Ohio Sea Grant Extension Educator Jill Bartolotta was recognized by the Great Lakes Sea Grant Network (GLSGN) last month for career excellence.
Bartolotta received the Mid-Career Award at the network’s meeting in Evanston, IL on Sept. 20. The award is presented to individual Sea Grant professionals who have shown noteworthy enthusiasm, performance, accomplishments, and impact in their careers.
“Jill is an invaluable member of our Sea Grant Extension team, and we’re thrilled to see her earn this well-deserved honor,” said Ohio Sea Grant Extension Specialist Tory Gabriel, who nominated Bartolotta.
Great Lakes Sea Grant Network Individual Achievement Awards are the only GLSGN-sponsored awards to recognize individual accomplishments during Sea Grant careers. The Mid-Career Award is designated for those with 7 years of service or more. Criteria for the award included excellence of performance, personal interaction, initiative and creativity, outstanding achievement, and impact.
“Jill has been with Ohio Sea Grant for 8 years and during this time has demonstrated great passion and dedication to her career,” Gabriel said. “She has developed an internationally recognized program focused on the prevention and removal of marine debris from the Great Lakes, educated tens of thousands of people about the Great Lakes, and secured over $1 million in external funding to support her research, outreach, and education initiatives.”
While working at Ohio Sea Grant, Bartolotta established a marine debris program focused on bringing awareness to the issue in the Great Lakes. She spearheaded efforts to recognize the issue locally, establishing Ohio Sea Grant as one of the experts on the issue of marine debris prevention.
“As an outdoor educator, Jill brings a hands-on and interactive approach to her education and outreach programs,” Gabriel said. “She utilizes stewardship and recreational activities as learning opportunities for people of all ages and abilities.”
Since 2015, Bartolotta has conducted hundreds of outreach or education events reaching more than 40,000 students, educators, resource managers, decision-makers, and coastal residents. She successfully developed an easily transportable education and awareness kit on marine debris in the Great Lakes called the “Trash Tote,” and recently started a workforce development program for trash removal technologies with students and teachers from underserved and underrepresented communities.
“I am very honored to receive this award. Sea Grant is an amazing program, filled with wonderful people helping their coastal communities,” Bartolotta said. “Congratulations to the other recipients who were honored alongside me.”

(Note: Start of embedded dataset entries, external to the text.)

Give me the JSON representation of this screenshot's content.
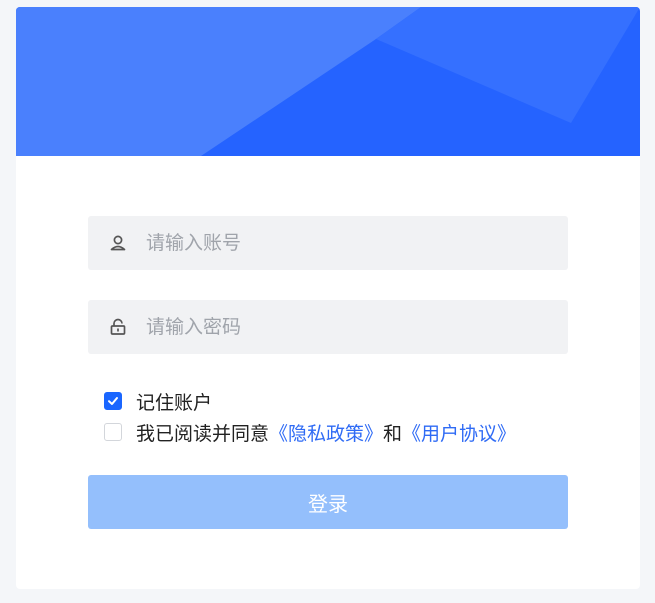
{
  "form": {
    "account_placeholder": "请输入账号",
    "password_placeholder": "请输入密码",
    "account_icon": "user-icon",
    "password_icon": "lock-icon"
  },
  "remember": {
    "label": "记住账户",
    "checked": true
  },
  "agreement": {
    "checked": false,
    "prefix": "我已阅读并同意",
    "privacy_link": "《隐私政策》",
    "connector": "和",
    "terms_link": "《用户协议》"
  },
  "login_button": {
    "label": "登录"
  },
  "colors": {
    "banner_primary": "#2563ff",
    "banner_light": "#4a80fd",
    "checkbox_checked": "#1a66ff",
    "link": "#2f6bf5",
    "button_disabled": "#94bffc"
  }
}
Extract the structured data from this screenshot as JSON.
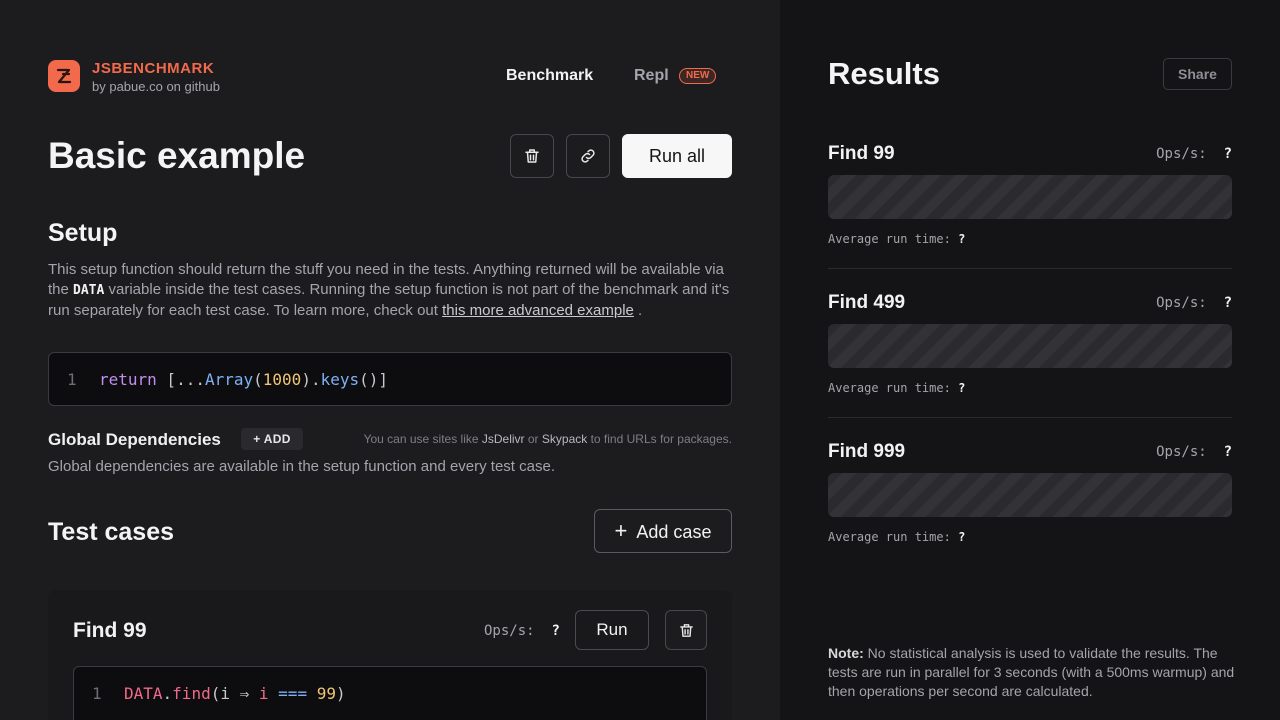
{
  "brand": {
    "name": "JSBENCHMARK",
    "sub": "by pabue.co on github"
  },
  "nav": {
    "benchmark": "Benchmark",
    "repl": "Repl",
    "repl_badge": "NEW"
  },
  "page": {
    "title": "Basic example",
    "run_all": "Run all"
  },
  "setup": {
    "heading": "Setup",
    "desc_1": "This setup function should return the stuff you need in the tests. Anything returned will be available via the ",
    "desc_code": "DATA",
    "desc_2": " variable inside the test cases. Running the setup function is not part of the benchmark and it's run separately for each test case. To learn more, check out ",
    "desc_link": "this more advanced example",
    "desc_3": " .",
    "code_line_number": "1",
    "code": {
      "kw": "return",
      "open": " [...",
      "fn1": "Array",
      "p1": "(",
      "num": "1000",
      "p2": ").",
      "fn2": "keys",
      "close": "()]"
    }
  },
  "dependencies": {
    "title": "Global Dependencies",
    "add_label": "ADD",
    "hint_1": "You can use sites like ",
    "hint_site1": "JsDelivr",
    "hint_2": " or ",
    "hint_site2": "Skypack",
    "hint_3": " to find URLs for packages.",
    "desc": "Global dependencies are available in the setup function and every test case."
  },
  "test_cases": {
    "heading": "Test cases",
    "add_label": "Add case",
    "items": [
      {
        "name": "Find 99",
        "ops_label": "Ops/s:",
        "ops_value": "?",
        "run_label": "Run",
        "line_number": "1",
        "code": {
          "data": "DATA",
          "dot": ".",
          "fn": "find",
          "p1": "(i ",
          "arrow": "⇒",
          "sp": " ",
          "var": "i",
          "sp2": " ",
          "eq": "===",
          "sp3": " ",
          "num": "99",
          "p2": ")"
        }
      }
    ]
  },
  "results": {
    "title": "Results",
    "share_label": "Share",
    "items": [
      {
        "name": "Find 99",
        "ops_label": "Ops/s:",
        "ops_value": "?",
        "avg_label": "Average run time:",
        "avg_value": "?"
      },
      {
        "name": "Find 499",
        "ops_label": "Ops/s:",
        "ops_value": "?",
        "avg_label": "Average run time:",
        "avg_value": "?"
      },
      {
        "name": "Find 999",
        "ops_label": "Ops/s:",
        "ops_value": "?",
        "avg_label": "Average run time:",
        "avg_value": "?"
      }
    ],
    "note_label": "Note:",
    "note_text": " No statistical analysis is used to validate the results. The tests are run in parallel for 3 seconds (with a 500ms warmup) and then operations per second are calculated."
  },
  "colors": {
    "accent": "#f26a4b",
    "background": "#1c1c1f",
    "panel": "#141416"
  }
}
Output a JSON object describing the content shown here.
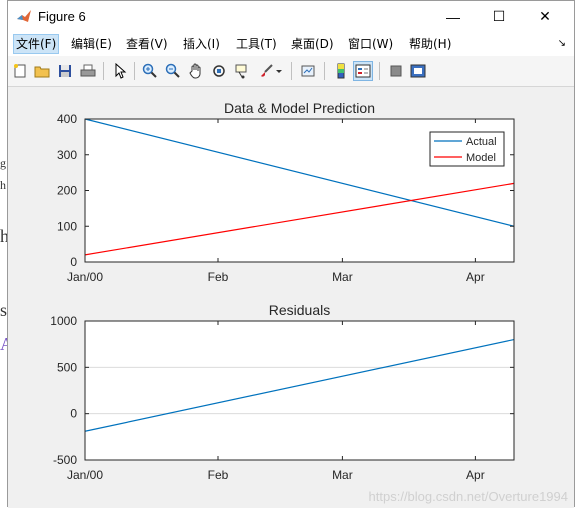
{
  "window": {
    "title": "Figure 6",
    "controls": {
      "minimize": "—",
      "maximize": "☐",
      "close": "✕"
    }
  },
  "menu": [
    "文件(F)",
    "编辑(E)",
    "查看(V)",
    "插入(I)",
    "工具(T)",
    "桌面(D)",
    "窗口(W)",
    "帮助(H)"
  ],
  "menu_corner": "↘",
  "background_page": {
    "fragments": [
      "g",
      "h",
      "h",
      "s",
      "A"
    ]
  },
  "toolbar_icons": [
    "new-figure-icon",
    "open-file-icon",
    "save-icon",
    "print-icon",
    "pointer-icon",
    "zoom-in-icon",
    "zoom-out-icon",
    "pan-icon",
    "rotate-3d-icon",
    "data-cursor-icon",
    "brush-icon",
    "brush-dropdown-icon",
    "link-plot-icon",
    "insert-colorbar-icon",
    "insert-legend-icon",
    "hide-plot-tools-icon",
    "show-plot-tools-icon"
  ],
  "watermark": "https://blog.csdn.net/Overture1994",
  "colors": {
    "actual": "#0072bd",
    "model": "#ff0000",
    "residuals": "#0072bd",
    "axes_bg": "#ffffff",
    "figure_bg": "#f0f0f0",
    "grid": "#dcdcdc"
  },
  "chart_data": [
    {
      "type": "line",
      "title": "Data & Model Prediction",
      "xlabel": "",
      "ylabel": "",
      "x_ticks": [
        "Jan/00",
        "Feb",
        "Mar",
        "Apr"
      ],
      "x": [
        "2000-01-01",
        "2000-04-10"
      ],
      "ylim": [
        0,
        400
      ],
      "y_ticks": [
        "0",
        "100",
        "200",
        "300",
        "400"
      ],
      "grid": false,
      "legend_position": "top-right",
      "series": [
        {
          "name": "Actual",
          "color": "#0072bd",
          "values": [
            400,
            100
          ]
        },
        {
          "name": "Model",
          "color": "#ff0000",
          "values": [
            20,
            220
          ]
        }
      ]
    },
    {
      "type": "line",
      "title": "Residuals",
      "xlabel": "",
      "ylabel": "",
      "x_ticks": [
        "Jan/00",
        "Feb",
        "Mar",
        "Apr"
      ],
      "x": [
        "2000-01-01",
        "2000-04-10"
      ],
      "ylim": [
        -500,
        1000
      ],
      "y_ticks": [
        "-500",
        "0",
        "500",
        "1000"
      ],
      "grid": true,
      "series": [
        {
          "color": "#0072bd",
          "values": [
            -190,
            800
          ]
        }
      ]
    }
  ]
}
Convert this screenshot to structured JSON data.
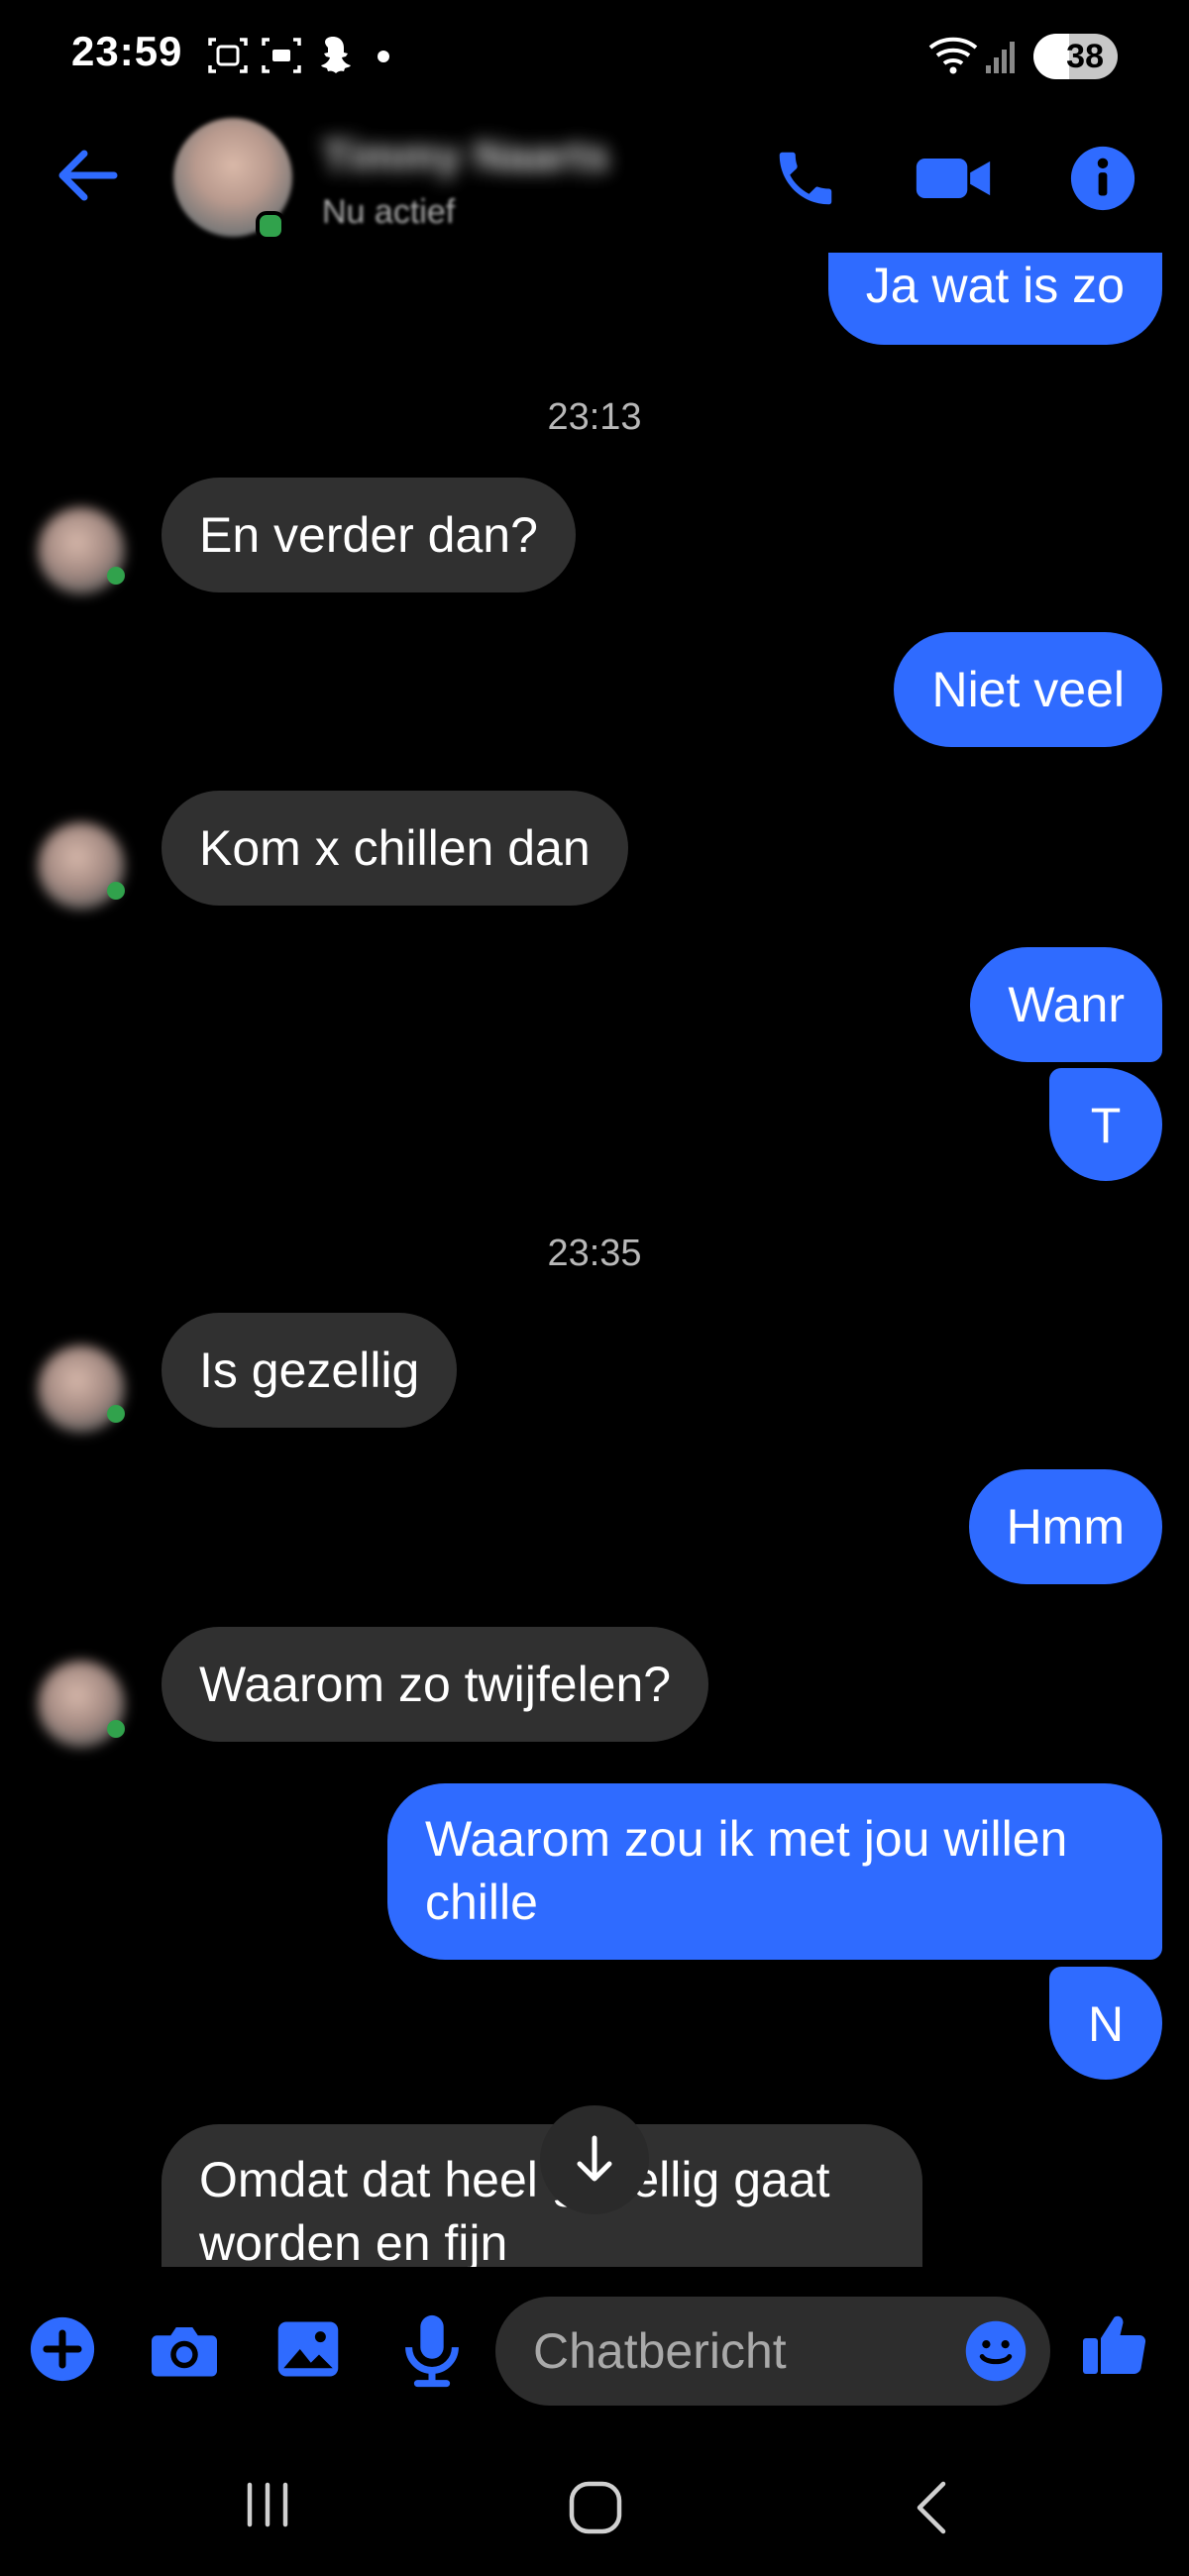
{
  "status_bar": {
    "time": "23:59",
    "battery": "38"
  },
  "header": {
    "contact_name": "Timmy Naarts",
    "contact_status": "Nu actief"
  },
  "messages": [
    {
      "from": "me",
      "text": "Ja wat is zo"
    },
    {
      "timestamp": "23:13"
    },
    {
      "from": "them",
      "text": "En verder dan?"
    },
    {
      "from": "me",
      "text": "Niet veel"
    },
    {
      "from": "them",
      "text": "Kom x chillen dan"
    },
    {
      "from": "me",
      "text": "Wanr"
    },
    {
      "from": "me",
      "text": "T"
    },
    {
      "timestamp": "23:35"
    },
    {
      "from": "them",
      "text": "Is gezellig"
    },
    {
      "from": "me",
      "text": "Hmm"
    },
    {
      "from": "them",
      "text": "Waarom zo twijfelen?"
    },
    {
      "from": "me",
      "text_line1": "Waarom zou ik met jou willen",
      "text_line2": "chille"
    },
    {
      "from": "me",
      "text": "N"
    },
    {
      "from": "them",
      "text_line1": "Omdat dat heel gezellig gaat",
      "text_line2": "worden en fijn"
    }
  ],
  "composer": {
    "placeholder": "Chatbericht"
  },
  "colors": {
    "accent": "#2f6bff",
    "incoming_bubble": "#303030",
    "background": "#000000",
    "online": "#31a24c"
  },
  "icons": [
    "back-arrow-icon",
    "phone-icon",
    "video-camera-icon",
    "info-icon",
    "plus-icon",
    "camera-icon",
    "gallery-icon",
    "microphone-icon",
    "emoji-icon",
    "thumbs-up-icon",
    "scroll-down-arrow-icon"
  ]
}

Through its network of extension educators and its use of engaging communication and education techniques, the Great Lakes Sea Grant Network plays a central role in supplying the region and the nation with usable solutions to pressing problems and providing the basic information needed to better manage Great Lakes resources for present and future generations of Americans.
Ohio Sea Grant is supported by The Ohio State University College of Food, Agricultural, and Environmental Sciences (CFAES) School of Environment and Natural Resources, Ohio State University Extension, and NOAA Sea Grant, a network of 34 Sea Grant programs nation-wide dedicated to the protection and sustainable use of marine and Great Lakes resources. Stone Laboratory is Ohio State’s island campus on Lake Erie and is the research, education, and outreach facility of Ohio Sea Grant and part of CFAES School of Environment and Natural Resources.